A few more hours have passed and I've finished lots more children's Christmas picture books....

The Soldier’s Night Before Christmas written by Trish Holland and Christine Ford and illustrated by John Manders

Sergeant McClaus arrives at the army camp with presents for all the soldiers from those who love them safe at home. Best part: The last line: ‘As the camp radar lost him, I heard this faint call: “Happy Christmas, brave soldiers! May peace come to all.”’ Ages 5-12. 7/10.

Ten Little Christmas Presents by Jean Marzollo

Ten Christmas presents sit in the snow for the animals. Best part: Anticipating what was in the packages. Ages 2-5. 7/10.
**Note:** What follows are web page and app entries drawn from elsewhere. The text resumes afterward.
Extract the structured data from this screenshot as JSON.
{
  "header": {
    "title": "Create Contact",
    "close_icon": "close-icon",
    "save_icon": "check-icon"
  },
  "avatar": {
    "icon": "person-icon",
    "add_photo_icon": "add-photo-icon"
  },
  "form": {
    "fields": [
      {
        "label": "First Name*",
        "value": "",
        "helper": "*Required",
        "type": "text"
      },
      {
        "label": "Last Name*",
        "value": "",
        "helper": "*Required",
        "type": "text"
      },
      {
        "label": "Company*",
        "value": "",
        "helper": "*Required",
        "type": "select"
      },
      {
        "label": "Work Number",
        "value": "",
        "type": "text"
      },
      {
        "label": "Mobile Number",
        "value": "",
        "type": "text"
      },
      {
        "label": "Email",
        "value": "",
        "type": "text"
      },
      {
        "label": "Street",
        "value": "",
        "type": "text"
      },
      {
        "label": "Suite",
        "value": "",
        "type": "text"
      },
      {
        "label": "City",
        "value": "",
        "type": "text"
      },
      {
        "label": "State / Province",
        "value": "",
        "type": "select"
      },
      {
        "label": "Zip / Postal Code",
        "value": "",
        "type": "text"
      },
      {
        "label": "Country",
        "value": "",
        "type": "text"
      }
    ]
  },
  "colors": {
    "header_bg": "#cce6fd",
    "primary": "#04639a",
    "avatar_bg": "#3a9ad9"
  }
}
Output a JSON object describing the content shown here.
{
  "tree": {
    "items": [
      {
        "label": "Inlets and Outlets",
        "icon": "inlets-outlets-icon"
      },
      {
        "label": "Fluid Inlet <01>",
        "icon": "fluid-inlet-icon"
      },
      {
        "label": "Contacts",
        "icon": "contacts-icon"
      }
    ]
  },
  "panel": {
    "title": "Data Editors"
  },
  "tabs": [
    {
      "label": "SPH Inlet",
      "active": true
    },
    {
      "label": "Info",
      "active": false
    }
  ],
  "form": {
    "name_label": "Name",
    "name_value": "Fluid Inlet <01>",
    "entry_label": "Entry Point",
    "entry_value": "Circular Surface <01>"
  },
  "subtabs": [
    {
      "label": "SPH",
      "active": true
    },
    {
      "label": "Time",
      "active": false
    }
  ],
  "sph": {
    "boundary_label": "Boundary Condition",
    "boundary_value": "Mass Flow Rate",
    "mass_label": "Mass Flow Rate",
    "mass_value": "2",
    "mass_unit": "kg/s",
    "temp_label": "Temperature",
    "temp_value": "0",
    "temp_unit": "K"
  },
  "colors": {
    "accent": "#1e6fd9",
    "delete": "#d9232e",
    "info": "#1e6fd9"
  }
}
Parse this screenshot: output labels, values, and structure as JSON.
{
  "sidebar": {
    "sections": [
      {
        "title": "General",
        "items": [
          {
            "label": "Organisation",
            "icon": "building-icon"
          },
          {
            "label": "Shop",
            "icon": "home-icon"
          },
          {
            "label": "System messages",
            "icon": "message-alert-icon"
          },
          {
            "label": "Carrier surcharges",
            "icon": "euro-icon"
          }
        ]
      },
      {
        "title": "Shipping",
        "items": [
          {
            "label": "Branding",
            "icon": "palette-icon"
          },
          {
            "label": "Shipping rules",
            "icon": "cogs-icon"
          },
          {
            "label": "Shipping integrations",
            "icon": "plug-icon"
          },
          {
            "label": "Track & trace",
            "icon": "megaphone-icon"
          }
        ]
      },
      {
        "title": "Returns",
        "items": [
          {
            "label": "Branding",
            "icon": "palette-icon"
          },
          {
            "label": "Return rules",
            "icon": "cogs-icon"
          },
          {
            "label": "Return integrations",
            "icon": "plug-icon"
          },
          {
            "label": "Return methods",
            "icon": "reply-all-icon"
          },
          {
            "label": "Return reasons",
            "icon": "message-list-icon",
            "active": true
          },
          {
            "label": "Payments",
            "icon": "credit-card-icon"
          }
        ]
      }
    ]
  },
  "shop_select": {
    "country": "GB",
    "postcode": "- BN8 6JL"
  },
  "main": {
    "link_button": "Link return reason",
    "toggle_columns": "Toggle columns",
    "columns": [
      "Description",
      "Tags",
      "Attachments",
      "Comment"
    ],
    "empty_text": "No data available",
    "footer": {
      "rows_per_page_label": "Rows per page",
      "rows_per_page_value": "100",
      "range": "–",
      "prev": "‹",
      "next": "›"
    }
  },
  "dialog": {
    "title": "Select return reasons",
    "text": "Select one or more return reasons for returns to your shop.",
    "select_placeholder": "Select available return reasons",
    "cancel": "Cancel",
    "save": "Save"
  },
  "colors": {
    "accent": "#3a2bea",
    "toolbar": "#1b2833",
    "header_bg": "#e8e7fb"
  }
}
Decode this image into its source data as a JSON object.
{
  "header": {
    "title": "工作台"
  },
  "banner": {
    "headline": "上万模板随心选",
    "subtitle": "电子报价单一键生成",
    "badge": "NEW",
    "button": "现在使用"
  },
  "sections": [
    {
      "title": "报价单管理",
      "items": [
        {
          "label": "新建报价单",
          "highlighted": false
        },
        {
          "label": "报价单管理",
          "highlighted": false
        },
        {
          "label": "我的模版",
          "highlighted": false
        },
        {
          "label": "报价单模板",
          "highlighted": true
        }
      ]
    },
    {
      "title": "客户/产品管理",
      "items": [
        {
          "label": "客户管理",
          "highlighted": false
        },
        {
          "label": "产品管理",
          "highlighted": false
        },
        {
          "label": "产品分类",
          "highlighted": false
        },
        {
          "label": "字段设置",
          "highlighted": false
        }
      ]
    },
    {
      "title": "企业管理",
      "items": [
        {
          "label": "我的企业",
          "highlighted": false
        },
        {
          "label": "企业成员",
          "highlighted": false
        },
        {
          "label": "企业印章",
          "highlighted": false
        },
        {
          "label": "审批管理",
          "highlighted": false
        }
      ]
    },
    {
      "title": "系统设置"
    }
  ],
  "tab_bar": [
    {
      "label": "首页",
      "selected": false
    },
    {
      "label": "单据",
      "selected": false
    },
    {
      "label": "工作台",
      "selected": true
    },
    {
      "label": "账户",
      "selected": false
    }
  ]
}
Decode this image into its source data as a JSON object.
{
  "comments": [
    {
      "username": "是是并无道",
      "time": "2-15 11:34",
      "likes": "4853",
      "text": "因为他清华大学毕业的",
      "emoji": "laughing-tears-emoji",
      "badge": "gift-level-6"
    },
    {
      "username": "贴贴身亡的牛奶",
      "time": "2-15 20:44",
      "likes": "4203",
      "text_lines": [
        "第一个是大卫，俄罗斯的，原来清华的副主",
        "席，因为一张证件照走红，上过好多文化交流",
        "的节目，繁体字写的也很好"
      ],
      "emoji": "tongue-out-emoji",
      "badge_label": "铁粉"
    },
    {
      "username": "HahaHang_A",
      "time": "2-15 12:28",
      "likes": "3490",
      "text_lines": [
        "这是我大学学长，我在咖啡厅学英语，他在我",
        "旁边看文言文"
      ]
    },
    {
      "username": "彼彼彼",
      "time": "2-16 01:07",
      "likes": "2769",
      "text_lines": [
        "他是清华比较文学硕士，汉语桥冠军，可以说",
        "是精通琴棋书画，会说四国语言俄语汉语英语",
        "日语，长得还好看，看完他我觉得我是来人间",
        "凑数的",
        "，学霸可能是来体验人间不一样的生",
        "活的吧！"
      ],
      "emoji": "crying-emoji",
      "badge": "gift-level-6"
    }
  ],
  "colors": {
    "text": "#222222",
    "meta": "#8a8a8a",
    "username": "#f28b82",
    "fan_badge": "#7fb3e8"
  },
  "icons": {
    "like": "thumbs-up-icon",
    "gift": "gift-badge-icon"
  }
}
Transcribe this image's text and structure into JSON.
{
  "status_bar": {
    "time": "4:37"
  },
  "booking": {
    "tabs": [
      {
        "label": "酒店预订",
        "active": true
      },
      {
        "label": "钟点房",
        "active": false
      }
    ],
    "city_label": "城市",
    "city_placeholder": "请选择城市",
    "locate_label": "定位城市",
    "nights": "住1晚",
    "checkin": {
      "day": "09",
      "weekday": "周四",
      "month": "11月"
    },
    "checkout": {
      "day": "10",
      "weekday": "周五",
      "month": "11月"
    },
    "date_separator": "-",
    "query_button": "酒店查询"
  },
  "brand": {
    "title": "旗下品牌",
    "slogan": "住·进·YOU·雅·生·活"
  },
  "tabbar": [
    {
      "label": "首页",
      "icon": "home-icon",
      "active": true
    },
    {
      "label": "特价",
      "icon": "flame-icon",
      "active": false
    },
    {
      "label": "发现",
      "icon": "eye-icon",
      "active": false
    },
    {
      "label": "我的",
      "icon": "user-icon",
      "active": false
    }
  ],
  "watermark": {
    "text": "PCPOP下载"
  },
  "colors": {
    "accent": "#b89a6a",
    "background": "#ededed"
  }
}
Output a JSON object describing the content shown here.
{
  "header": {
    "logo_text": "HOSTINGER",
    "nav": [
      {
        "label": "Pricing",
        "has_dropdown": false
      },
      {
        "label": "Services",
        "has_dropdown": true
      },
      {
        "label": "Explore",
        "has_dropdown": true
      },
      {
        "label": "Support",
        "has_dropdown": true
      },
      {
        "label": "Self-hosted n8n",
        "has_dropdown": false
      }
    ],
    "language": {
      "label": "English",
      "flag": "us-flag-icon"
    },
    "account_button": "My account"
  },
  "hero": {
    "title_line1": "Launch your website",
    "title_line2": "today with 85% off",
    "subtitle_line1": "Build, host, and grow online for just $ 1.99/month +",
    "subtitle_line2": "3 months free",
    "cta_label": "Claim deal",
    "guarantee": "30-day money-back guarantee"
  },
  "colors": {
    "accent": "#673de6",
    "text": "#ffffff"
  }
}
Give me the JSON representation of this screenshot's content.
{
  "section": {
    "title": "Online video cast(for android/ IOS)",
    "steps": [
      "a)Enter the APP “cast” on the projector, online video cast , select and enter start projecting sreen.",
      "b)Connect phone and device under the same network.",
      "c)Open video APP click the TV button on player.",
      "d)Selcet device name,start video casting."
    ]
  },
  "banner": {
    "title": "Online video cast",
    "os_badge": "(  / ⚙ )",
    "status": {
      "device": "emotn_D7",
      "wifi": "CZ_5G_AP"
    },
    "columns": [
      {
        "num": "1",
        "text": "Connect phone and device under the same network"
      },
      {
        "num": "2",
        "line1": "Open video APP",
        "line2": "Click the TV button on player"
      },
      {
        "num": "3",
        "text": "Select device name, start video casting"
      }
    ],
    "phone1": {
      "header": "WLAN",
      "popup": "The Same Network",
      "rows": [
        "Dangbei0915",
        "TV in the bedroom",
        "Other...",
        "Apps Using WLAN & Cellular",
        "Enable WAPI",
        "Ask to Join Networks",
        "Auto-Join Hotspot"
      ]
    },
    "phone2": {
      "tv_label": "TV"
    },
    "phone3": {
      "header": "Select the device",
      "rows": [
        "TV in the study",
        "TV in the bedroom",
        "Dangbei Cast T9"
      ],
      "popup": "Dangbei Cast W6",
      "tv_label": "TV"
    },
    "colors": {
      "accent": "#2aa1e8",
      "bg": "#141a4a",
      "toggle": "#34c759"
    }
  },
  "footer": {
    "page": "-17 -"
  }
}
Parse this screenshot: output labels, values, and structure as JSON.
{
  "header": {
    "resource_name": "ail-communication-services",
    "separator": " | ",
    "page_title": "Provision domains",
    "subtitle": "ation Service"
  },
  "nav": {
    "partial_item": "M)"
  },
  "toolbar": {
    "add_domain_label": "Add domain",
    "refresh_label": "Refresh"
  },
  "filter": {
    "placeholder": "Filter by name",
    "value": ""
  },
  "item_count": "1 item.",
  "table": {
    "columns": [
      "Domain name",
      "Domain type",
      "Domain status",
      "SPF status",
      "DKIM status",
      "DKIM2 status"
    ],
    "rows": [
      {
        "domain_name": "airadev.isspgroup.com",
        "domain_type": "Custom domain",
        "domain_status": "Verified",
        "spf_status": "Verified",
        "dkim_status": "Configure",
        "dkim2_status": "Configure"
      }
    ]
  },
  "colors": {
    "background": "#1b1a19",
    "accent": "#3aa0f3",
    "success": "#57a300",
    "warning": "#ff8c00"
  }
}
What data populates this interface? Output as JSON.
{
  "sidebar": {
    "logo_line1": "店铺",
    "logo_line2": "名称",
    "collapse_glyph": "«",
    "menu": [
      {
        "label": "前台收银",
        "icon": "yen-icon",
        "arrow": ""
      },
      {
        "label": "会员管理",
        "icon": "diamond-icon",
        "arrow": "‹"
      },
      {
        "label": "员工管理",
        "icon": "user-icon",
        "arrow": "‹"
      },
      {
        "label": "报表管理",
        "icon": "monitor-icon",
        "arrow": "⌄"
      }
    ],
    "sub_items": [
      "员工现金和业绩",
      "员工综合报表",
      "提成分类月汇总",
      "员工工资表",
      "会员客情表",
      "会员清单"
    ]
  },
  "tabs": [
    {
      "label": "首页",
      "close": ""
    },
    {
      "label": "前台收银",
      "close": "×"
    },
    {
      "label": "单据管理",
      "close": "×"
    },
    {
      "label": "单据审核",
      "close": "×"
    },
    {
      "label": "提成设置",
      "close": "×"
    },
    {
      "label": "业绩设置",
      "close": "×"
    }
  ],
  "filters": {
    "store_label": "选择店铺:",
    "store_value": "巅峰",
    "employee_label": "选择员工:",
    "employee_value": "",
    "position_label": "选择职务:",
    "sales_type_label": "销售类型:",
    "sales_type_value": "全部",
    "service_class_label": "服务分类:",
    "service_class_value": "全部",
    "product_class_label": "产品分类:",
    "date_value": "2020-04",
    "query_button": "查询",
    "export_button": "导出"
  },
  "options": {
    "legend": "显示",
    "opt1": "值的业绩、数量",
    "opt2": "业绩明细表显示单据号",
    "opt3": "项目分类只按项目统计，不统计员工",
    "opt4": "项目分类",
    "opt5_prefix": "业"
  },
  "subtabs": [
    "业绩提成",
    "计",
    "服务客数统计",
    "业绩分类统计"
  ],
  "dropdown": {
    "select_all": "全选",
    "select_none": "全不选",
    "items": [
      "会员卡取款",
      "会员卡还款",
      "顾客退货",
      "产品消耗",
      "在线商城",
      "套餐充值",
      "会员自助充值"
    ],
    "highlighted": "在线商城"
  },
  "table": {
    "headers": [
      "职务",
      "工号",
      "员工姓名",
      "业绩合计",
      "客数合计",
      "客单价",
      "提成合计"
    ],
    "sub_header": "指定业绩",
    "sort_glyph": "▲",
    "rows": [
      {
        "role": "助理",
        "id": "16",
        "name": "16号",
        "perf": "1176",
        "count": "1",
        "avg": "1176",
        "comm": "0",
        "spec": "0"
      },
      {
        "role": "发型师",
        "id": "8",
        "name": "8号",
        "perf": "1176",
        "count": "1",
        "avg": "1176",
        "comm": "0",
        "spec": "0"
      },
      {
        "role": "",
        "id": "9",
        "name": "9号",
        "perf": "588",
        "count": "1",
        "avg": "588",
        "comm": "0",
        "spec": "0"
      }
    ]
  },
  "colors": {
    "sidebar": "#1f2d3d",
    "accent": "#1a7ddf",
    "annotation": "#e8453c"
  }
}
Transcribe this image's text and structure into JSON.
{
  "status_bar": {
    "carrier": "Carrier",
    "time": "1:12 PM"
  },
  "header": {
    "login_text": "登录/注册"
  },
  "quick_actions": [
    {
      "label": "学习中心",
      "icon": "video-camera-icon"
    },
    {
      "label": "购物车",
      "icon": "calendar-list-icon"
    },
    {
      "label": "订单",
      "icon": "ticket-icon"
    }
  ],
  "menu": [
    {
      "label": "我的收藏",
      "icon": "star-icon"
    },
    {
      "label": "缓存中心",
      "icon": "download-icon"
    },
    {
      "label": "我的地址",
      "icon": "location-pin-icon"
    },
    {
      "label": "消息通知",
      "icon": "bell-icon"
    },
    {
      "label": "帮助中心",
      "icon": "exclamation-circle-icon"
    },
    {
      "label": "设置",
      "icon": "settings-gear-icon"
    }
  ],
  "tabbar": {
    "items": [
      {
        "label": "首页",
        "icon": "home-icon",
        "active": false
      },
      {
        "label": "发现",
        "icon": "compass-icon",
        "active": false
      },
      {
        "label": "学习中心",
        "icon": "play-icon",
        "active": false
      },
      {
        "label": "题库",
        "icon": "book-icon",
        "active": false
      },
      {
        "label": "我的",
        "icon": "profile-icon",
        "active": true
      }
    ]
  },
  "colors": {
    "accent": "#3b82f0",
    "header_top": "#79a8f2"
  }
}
Heart of a Snowman by Mary Kuryla and Eugene Yelchin

Owen builds a snowman every year on Christmas Eve, only to see it melt by Christmas Day. Owen finds himself taken away to space where he is studied to find out why his snowmen are so perfect. Best part: the illustrations. Ages 5-10. 7/10.

Reindeer Christmas written by Mark Kimball Moulton and illustrated by Karen Hillard Good

Every year two children and their grandmother leave treats for the woodland animals. One Christmas they are visited by a reindeer who brings a special reward. Best part: the wish. Ages 5-10. 7/10.

Bear Stays Up for Christmas written by Karma Wilson and illustrated by Jane Chapman

Bear, with the help of his friends, tries to stay up for Christmas. Best part: the illustrations. Ages 2-8. 7/10.

The Longest Christmas List Ever by Gregg and Evan Spiridellis

Trevor always forgets to put something on his list. He decides to start early, the day after Christmas, and he writes down everything he wants on a list that stretches from his house all the way down the street. Best part: writing his long list. Ages 4-10. 7/10.

Mrs. Claus Takes a Vacation by Linas Alsenas

Mrs. Claus is tired of never getting to go anywhere and so she decides to travel around the world. Santa worries about her while she is gone, but his worries are unnecessary; Mrs. Claus is having a wonderful time. Best part: Mrs. Claus sunbathing. Ages 4-10. 9/10

Santa Claus, the World’s Number One Toy Expert by Marla Frazee

How does Santa manage to find just the right gift for every child? Well, it takes a lot of work. Best part: Santa’s extensive files. Ages 4-10. 8.5/10

Christmas Trolls by Jan Brett

Treva notices things are missing as Christmas approaches. She discovers the culprits, two trolls, and teaches them what Christmas is really all about. Ages 5-8. 8/10

Mr. Putter and Tabby Bake the Cake written by Cynthia Rylant and illustrated by Arthur Howard

Mr. Putter and his cat, Tabby, decide to bake a cake for his friend and her dog. Best part: When Mr. Putter buys the the things he needs for the cake and he spends $100 before he ever buys the flour. Ages 4-9. 9/10.

Minerva Louise on Christmas Eve by Janet Morgan Stoeke

Minerva Louise, a plump white chicken, is very confused about Christmas. Best part: humor. Ages 4-8. 8/10.

Waiting for Christmas written by Monica Greenfield and illustrated by Jan Spivey Gilchrist

A brother and sister wait for Christmas to arrive. Beautiful illustrations. Ages 4-8. 7.5/10

Night Tree written by Eve Bunting and illustrated by Ted Rand

A family goes out to decorate a tree for the animals who live in the forest. Best part: When the children sing Christmas carols and one child picks “Old MacDonald” and Mom says that okay because it’s a good song, too. Ages 4-10. 8.5/10.

The Santa Clauses retold by Achim Broger with illustrations by Ute Krause

A slow news day causes a reporter to write there is no Santa. All the Santas (and there are a lot of them) decide to go on strike. Best part: Santas sunbathing in Miami Beach. Ages 4-10. 8.5/10.

The Year of the Perfect Christmas Tree written by Gloria Houston and illustrated by Barbara Cooney

It’s Ruth’s family’s turn to give the perfect Christmas tree for the village and it’s Ruthie’s turn to be the angel in the Christmas play. But how will this happen when Ruthie’s father is away at the war and there is no money for angel clothes? Best part: when Ruthie thought the doll felt just like the silk stockings her father had sent her mother. Ages 5-12. 9/10.